The Plan is not the Approach

When I am mentoring project managers one of the first distinctions that helps to sort out some confusion is separating the plan from the approach.

Most projects involve a repetition of a set of tasks to move a business or technology asset from one state to another.  The completion of the set of tasks for each of the business assets in the project constitutes what technology calls “the project”.   The business area or business customer needs a broader definition and to them the project includes items like cultural change management, communications, training, business process documentation changes and other items related to how the business has to successfully adapt so that the project is successful.

Every execution of the set of tasks described above is the approach.  In other words if we have a bunch of things we have to do something to, what is going to be our approach?  Well first we will do this, and then we will do this, and then once that is done, then this can be done, and so on until the last task is completed.  We will do that for a certain number of business or technology assets.  The approach is then the steps to transform each of the things the business owns from one state to another.  We may take that approach a number of times during the project depending on how many of those things we have to change.

The Plan is a listing of the approach steps for each grouping of like items that has to be transformed.  Additionally the plan includes all of the business and technology wrapper items such as change management, communications, process and document updates and training. 

To illustrate this contrast between the Plan and the Approach, when I have a mentoring session with a project manager and they bring in their plan and all of their documents I usually like to take their papers, turn them upside down on the table and then ask the PM: “Now you have so many of these things to do, how are you going to do each one?”, and then wait for a description.  What comes out next is very illustrative of how well they differentiate the approach from the plan and really revealing about the challenges they may face in building their plan.

If the project manager cannot make the distinction, the plan will usually be task and activity based so instead of focusing on what is being delivered it will focus on how it is being done.  If they do make the distinction, it will be deliverables based and will focus mainly on what is being provided to the business and allow some flexibility on how it is being done. 
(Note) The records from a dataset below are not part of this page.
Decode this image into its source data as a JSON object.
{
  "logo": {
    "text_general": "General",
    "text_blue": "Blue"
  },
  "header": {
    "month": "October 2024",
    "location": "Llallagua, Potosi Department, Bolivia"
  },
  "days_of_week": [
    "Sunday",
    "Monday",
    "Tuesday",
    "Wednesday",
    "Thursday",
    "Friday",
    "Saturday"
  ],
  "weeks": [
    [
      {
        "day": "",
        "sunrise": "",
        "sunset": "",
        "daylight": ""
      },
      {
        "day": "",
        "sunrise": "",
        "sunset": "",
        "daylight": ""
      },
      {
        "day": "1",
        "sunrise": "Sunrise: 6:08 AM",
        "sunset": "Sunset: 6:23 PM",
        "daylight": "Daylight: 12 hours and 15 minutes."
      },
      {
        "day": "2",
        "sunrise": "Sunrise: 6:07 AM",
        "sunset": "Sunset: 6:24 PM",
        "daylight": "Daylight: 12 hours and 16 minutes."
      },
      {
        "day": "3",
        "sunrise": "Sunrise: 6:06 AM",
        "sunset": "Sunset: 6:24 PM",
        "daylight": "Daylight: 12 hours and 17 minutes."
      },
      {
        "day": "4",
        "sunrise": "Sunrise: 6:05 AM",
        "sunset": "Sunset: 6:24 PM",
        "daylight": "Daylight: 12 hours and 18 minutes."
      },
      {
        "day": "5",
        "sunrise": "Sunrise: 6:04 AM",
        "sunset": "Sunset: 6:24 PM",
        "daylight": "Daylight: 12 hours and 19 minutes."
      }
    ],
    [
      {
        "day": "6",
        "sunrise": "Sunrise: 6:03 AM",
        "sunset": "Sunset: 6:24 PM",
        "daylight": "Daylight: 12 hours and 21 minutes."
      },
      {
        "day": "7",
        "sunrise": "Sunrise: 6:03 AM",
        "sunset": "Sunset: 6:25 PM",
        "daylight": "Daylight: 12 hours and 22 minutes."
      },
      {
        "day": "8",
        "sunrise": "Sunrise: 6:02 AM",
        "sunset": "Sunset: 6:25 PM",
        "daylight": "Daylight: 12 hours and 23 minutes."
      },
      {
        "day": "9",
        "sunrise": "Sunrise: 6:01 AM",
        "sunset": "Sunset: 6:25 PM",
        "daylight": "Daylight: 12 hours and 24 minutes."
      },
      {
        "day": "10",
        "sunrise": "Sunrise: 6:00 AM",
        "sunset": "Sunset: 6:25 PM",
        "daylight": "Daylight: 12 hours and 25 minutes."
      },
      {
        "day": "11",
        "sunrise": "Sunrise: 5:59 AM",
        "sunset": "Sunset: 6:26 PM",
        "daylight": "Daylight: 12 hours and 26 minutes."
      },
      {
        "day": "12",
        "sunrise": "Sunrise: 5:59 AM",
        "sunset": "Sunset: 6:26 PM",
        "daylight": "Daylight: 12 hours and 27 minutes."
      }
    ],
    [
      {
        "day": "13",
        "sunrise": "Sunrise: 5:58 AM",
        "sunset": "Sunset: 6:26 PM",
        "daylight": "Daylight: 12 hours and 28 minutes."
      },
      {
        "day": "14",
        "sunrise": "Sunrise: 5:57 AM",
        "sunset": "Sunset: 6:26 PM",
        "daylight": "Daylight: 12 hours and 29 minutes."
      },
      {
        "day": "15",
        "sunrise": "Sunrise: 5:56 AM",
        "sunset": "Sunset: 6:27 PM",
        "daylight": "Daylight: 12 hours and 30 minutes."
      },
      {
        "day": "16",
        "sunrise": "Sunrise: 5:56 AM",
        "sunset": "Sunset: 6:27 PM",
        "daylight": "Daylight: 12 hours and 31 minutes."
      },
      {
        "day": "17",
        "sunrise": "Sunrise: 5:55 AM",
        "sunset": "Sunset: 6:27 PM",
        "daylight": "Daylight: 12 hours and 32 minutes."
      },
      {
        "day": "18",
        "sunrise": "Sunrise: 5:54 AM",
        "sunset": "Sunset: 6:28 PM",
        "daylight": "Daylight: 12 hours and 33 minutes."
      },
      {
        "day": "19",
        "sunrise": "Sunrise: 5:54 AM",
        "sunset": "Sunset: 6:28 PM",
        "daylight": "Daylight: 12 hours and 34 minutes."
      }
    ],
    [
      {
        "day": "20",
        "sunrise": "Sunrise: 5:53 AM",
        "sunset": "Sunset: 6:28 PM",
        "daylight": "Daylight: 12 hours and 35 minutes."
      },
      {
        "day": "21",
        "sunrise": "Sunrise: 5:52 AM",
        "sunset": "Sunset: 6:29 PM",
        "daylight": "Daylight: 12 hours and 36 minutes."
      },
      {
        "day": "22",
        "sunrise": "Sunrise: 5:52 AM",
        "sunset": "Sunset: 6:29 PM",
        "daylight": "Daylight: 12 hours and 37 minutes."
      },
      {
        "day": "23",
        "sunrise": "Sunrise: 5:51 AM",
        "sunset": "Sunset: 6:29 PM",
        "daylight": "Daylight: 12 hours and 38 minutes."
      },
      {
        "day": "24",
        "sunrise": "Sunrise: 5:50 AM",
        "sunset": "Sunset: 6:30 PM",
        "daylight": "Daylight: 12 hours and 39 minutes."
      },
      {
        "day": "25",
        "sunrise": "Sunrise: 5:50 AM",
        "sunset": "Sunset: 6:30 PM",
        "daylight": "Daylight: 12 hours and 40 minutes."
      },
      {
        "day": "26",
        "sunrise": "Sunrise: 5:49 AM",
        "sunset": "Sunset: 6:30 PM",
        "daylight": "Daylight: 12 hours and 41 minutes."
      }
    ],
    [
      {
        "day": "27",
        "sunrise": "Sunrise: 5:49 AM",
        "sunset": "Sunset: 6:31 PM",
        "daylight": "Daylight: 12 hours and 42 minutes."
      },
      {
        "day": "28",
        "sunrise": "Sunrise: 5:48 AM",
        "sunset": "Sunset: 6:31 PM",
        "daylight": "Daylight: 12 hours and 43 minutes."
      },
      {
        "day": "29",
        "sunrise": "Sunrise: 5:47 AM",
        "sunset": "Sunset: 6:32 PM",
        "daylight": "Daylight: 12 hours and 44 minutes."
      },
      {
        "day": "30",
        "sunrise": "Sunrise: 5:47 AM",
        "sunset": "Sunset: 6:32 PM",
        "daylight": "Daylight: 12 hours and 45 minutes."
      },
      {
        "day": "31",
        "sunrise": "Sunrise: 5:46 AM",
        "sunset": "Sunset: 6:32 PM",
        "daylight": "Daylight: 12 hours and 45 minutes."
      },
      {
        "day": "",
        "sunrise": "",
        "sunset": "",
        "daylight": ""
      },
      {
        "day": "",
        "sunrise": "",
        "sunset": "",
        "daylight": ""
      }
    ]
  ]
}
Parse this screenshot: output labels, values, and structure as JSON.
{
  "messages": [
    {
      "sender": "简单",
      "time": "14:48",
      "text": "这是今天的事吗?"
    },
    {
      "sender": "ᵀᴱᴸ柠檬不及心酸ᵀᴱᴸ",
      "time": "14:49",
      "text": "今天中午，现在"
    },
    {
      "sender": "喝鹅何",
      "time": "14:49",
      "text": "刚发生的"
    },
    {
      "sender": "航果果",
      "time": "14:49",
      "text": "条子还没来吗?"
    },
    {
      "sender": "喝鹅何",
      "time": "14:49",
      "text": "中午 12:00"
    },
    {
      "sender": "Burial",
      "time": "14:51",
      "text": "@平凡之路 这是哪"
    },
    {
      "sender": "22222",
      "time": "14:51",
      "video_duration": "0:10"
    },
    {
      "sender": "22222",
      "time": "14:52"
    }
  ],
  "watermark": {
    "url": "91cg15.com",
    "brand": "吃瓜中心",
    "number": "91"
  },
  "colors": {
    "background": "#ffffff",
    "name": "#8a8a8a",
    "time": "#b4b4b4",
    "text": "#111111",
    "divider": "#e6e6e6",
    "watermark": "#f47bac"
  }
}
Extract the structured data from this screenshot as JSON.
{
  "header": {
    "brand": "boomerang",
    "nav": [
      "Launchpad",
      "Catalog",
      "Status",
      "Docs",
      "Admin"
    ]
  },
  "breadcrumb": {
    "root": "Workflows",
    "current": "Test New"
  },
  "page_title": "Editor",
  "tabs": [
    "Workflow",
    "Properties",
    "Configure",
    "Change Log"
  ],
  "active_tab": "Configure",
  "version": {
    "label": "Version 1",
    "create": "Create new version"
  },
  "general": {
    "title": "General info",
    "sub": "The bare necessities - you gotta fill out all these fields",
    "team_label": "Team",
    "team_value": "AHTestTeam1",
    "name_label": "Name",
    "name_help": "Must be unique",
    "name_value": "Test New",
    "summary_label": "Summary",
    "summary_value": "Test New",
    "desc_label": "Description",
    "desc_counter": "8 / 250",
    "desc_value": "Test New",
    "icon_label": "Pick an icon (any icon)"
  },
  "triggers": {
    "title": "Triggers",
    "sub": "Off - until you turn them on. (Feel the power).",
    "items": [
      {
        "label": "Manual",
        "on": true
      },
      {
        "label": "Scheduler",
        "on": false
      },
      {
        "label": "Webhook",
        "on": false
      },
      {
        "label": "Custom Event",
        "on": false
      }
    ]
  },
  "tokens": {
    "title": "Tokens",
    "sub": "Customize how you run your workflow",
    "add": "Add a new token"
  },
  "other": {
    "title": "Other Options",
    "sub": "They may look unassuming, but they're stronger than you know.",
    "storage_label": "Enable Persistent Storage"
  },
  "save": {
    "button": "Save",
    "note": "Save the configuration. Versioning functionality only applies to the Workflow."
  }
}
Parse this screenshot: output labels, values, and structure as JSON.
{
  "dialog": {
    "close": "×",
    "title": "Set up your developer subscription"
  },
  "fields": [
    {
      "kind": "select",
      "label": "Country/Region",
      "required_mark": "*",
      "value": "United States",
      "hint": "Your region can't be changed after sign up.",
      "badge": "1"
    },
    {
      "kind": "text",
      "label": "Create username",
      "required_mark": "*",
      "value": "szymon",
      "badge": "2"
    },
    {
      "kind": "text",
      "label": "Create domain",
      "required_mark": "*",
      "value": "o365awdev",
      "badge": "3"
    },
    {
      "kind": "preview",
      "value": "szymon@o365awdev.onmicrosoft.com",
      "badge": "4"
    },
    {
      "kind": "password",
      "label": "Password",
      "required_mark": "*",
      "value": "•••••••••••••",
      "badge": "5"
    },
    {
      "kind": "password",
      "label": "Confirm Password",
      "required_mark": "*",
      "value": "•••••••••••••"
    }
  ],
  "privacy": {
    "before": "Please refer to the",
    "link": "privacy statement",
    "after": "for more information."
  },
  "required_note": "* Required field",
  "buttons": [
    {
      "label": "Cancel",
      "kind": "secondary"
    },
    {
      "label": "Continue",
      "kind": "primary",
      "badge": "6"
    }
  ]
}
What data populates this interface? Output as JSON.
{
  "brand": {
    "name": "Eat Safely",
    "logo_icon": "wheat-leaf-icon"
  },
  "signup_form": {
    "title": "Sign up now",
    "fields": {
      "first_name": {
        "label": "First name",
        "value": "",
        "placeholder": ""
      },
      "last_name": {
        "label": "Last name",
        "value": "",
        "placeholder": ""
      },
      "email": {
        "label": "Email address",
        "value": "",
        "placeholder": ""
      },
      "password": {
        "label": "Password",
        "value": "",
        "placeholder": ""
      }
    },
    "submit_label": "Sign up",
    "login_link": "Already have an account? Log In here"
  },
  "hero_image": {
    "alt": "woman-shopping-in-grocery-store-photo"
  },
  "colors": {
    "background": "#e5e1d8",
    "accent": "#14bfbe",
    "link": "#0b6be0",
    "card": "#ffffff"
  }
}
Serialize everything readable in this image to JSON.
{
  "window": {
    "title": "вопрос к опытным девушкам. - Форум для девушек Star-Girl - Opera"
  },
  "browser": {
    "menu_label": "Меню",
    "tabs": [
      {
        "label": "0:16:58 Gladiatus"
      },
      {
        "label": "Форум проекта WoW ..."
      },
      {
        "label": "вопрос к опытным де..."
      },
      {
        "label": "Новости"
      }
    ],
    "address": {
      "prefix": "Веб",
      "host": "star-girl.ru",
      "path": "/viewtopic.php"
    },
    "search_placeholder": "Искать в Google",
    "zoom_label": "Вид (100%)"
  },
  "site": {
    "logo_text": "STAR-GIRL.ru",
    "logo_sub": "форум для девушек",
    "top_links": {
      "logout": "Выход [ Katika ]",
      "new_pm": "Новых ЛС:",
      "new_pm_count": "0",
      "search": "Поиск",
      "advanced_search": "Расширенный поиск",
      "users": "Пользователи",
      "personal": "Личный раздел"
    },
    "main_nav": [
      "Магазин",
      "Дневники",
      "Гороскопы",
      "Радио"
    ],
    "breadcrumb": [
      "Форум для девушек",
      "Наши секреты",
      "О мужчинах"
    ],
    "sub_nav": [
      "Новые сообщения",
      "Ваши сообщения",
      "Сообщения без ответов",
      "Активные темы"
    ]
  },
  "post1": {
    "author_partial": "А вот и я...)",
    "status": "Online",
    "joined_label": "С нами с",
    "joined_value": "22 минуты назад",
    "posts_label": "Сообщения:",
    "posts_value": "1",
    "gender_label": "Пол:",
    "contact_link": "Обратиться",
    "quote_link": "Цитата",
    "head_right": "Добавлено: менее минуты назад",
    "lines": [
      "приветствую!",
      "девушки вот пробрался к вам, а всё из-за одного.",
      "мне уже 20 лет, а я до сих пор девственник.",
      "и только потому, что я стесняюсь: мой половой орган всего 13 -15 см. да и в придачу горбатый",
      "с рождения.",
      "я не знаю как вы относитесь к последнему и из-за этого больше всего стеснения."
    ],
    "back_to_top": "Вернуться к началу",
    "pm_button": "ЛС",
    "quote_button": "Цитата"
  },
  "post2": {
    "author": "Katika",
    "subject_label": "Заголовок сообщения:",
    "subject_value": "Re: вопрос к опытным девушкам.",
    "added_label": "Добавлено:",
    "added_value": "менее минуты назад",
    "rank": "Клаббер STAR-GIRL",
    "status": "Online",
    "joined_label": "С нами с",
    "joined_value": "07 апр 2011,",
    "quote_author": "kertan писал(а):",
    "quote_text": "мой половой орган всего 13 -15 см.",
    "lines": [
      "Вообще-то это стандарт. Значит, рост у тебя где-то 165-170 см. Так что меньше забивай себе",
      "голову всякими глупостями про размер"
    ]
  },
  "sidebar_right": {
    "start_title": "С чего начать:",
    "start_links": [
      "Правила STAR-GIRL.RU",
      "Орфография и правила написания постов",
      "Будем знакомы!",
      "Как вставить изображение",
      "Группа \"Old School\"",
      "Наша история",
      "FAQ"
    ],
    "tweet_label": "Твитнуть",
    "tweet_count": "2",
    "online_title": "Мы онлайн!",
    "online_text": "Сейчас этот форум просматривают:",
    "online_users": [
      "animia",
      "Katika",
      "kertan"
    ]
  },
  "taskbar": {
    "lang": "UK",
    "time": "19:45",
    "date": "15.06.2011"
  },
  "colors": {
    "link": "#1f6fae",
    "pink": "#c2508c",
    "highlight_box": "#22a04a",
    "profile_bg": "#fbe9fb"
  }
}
Therefore the plan is not the approach and once the PM makes the distinction and organizes the project by first thinking about the approach and then creating the plan around that, they are more likely to have a successful set of steps to deliver for the business.